New York Times: “As Mr. Bloomberg traverses the country as a presidential candidate, he is drawing on a vast network of city leaders whom he has funded as a philanthropist or advised as an elder statesman of municipal politics. Bloomberg Philanthropies, which has assets totaling $9 billion, has supported 196 different cities with grants, technical assistance and education programs worth a combined $350 million. Now, leaders in some of those cities are forming the spine of Mr. Bloomberg’s campaign: He has been endorsed so far by eight mayors — from larger cities like San Jose, Calif., and Louisville, Ky., and smaller ones like Gary, Ind., representing a total of more than 2.6 million Americans.”

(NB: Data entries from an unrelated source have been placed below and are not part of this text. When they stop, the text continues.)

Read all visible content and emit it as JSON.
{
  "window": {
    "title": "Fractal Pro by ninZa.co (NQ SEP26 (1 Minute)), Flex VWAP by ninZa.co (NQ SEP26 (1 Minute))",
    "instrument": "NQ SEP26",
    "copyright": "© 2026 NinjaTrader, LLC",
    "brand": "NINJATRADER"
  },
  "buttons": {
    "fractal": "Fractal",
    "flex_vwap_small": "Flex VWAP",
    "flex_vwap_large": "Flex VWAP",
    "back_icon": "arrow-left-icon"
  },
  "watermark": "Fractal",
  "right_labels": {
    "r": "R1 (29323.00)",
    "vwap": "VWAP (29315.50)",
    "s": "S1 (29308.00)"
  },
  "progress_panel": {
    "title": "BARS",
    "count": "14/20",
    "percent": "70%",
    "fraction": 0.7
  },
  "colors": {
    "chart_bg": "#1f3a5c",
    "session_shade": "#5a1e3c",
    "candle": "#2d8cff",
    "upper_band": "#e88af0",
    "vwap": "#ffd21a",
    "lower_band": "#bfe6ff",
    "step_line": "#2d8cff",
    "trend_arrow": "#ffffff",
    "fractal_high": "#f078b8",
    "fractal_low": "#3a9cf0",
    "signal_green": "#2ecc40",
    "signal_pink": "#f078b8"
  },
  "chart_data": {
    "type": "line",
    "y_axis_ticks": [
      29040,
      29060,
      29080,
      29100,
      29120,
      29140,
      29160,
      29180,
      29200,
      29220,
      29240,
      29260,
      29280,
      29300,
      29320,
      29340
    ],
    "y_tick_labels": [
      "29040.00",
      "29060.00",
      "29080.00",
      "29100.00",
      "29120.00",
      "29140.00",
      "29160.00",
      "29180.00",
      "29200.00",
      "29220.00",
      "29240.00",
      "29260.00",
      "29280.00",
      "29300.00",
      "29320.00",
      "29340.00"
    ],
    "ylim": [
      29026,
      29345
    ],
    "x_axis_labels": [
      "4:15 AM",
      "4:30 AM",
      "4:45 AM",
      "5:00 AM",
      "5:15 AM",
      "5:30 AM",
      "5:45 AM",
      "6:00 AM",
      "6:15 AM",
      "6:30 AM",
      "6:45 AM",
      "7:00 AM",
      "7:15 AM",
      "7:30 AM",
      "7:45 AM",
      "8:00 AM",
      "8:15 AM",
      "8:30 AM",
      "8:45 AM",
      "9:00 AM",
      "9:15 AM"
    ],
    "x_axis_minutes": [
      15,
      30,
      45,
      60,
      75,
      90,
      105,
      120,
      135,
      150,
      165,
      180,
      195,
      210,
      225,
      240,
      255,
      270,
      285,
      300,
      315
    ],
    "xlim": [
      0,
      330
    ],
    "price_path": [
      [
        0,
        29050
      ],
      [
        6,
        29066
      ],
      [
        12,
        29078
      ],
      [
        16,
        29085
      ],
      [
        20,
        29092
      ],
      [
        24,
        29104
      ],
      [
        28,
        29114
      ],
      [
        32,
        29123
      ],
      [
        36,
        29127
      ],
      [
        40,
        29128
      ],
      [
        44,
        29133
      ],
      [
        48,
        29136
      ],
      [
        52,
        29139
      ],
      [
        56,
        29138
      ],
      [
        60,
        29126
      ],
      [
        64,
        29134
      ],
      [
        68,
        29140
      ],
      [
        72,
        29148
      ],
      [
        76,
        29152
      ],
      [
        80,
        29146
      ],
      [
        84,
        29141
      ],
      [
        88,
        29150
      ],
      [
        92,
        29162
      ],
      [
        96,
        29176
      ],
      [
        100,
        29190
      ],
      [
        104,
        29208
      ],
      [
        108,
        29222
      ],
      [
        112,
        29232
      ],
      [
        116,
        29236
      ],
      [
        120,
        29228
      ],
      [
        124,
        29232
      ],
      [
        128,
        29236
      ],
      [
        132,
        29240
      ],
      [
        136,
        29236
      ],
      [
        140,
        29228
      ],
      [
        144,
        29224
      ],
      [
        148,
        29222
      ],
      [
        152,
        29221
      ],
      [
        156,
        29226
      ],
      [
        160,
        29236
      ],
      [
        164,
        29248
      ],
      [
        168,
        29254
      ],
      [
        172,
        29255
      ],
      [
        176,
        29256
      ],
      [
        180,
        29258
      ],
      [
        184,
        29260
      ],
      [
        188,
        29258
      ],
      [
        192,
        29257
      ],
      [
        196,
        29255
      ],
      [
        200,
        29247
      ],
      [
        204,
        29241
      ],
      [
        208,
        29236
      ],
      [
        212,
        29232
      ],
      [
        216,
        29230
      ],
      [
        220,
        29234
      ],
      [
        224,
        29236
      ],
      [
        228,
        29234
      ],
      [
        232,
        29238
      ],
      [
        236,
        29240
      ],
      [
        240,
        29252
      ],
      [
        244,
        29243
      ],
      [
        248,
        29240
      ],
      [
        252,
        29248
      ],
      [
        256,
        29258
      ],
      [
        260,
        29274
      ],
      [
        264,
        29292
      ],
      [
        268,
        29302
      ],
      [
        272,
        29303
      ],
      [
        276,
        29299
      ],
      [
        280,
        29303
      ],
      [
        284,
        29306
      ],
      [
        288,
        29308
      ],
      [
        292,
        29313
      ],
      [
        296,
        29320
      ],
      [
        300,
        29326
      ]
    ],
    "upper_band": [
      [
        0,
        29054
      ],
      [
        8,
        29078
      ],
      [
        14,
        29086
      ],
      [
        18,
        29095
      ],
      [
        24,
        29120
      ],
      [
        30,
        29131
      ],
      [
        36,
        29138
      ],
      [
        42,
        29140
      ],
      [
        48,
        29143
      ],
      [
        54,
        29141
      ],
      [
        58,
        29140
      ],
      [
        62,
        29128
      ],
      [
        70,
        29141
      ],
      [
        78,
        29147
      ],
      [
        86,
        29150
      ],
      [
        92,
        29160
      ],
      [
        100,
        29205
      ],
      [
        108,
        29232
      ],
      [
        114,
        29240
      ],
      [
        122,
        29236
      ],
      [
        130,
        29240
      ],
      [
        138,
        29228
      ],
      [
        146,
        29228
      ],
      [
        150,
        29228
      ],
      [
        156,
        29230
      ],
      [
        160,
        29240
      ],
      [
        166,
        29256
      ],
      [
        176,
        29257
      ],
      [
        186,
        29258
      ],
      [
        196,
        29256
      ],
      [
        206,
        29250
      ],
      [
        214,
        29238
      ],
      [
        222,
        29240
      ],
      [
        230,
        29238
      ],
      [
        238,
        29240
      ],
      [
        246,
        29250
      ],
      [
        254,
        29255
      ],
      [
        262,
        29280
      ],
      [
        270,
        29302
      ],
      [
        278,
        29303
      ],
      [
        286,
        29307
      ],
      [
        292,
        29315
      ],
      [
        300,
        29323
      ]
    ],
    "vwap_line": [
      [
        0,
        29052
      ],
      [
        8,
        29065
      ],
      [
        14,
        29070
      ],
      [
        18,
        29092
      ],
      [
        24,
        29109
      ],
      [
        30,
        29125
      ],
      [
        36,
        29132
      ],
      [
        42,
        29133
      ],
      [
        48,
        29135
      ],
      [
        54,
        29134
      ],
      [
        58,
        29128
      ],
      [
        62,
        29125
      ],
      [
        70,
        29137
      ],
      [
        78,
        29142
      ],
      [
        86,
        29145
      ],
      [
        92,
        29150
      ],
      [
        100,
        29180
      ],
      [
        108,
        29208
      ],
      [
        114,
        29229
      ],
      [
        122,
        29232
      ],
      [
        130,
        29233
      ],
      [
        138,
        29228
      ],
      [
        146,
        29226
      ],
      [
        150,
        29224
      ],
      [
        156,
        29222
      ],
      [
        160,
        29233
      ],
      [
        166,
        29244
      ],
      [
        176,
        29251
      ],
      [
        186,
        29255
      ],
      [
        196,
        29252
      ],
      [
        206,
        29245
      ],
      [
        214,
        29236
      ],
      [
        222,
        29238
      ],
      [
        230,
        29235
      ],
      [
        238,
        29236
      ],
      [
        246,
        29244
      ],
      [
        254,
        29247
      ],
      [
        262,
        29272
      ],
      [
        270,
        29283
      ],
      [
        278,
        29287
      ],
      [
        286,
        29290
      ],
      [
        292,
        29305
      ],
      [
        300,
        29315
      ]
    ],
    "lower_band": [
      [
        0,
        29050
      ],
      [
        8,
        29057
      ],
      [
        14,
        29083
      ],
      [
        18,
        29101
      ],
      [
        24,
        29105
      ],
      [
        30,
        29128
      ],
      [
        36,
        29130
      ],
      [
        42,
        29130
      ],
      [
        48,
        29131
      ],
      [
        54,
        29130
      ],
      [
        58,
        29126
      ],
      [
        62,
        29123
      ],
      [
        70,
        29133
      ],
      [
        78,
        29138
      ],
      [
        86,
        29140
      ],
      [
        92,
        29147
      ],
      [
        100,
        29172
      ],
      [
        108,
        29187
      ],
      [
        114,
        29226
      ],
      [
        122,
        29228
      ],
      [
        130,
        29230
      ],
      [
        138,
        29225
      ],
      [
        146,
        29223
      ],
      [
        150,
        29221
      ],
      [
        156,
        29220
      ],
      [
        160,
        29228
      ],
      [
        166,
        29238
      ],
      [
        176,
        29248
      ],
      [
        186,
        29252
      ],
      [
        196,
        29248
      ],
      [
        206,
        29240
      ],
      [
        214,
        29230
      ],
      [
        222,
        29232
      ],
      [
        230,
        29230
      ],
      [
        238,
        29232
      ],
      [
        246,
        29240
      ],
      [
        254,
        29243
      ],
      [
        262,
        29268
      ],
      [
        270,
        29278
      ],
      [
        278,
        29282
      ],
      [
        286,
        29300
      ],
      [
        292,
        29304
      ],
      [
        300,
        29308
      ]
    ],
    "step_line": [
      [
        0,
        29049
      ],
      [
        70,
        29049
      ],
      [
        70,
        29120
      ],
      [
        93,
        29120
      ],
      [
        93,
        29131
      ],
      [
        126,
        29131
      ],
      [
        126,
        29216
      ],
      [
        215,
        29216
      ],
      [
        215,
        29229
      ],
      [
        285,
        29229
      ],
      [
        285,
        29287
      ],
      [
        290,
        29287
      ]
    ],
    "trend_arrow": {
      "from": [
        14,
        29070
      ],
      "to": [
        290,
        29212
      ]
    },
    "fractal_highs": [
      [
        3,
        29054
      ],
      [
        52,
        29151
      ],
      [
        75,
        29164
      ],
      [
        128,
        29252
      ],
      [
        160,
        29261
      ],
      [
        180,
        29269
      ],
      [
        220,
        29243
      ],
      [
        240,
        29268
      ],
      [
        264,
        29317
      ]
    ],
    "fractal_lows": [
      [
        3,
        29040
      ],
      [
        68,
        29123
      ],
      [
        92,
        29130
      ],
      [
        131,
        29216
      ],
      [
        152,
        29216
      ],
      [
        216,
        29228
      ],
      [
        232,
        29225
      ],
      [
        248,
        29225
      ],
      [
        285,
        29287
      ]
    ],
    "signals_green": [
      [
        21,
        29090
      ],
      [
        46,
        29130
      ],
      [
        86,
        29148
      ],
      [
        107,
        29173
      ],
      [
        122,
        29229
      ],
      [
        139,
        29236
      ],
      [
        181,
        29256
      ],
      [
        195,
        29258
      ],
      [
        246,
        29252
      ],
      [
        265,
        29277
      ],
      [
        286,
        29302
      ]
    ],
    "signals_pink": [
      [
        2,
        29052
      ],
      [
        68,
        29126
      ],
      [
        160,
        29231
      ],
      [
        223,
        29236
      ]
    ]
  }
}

“For all of those endorsers, Mr. Bloomberg has been an important benefactor. All have attended his prestigious boot camp at Harvard that gives the mayors access to ongoing strategic advice from Bloomberg-funded experts. More than half have received funding in the form of grants and other support packages from Mr. Bloomberg worth a total of nearly $10 million.”
Ocala, Florida dramatically blocked a newly-elected councilman from taking office Tuesday night over a 33-year-old felony cocaine conviction, WUFT reports.
The case is believed to be the first time a Florida politician has been disqualified after an election because of serious crimes.
The Intercept: “One of the main tenets of Pete Buttigieg’s plan to address racial inequality if he becomes president is a proposal to increase the number of federal contracting dollars going to women- and minority-owned businesses to 25 percent. But in South Bend, Indiana, where he has been mayor since 2012, less than 3 percent of city business has gone to minority- and women-owned businesses in recent years, according to annual audits conducted by the city.”
“In the history of American politics, one fact distills the nation’s enduring suspicion of cities: Voters have never elected a sitting mayor to the presidency,” the New York Times reports.
“Americans have seldom embraced anyone who’s even touched the job. Calvin Coolidge was the last president, one of just three in 230 years, to have been a mayor at any point. He led Northampton, Mass. — a modest town, really — for two years.”
“But as the Democratic Party becomes ever more aligned with urban areas, its presidential field is now studded with politicians whose boasts include running a city.”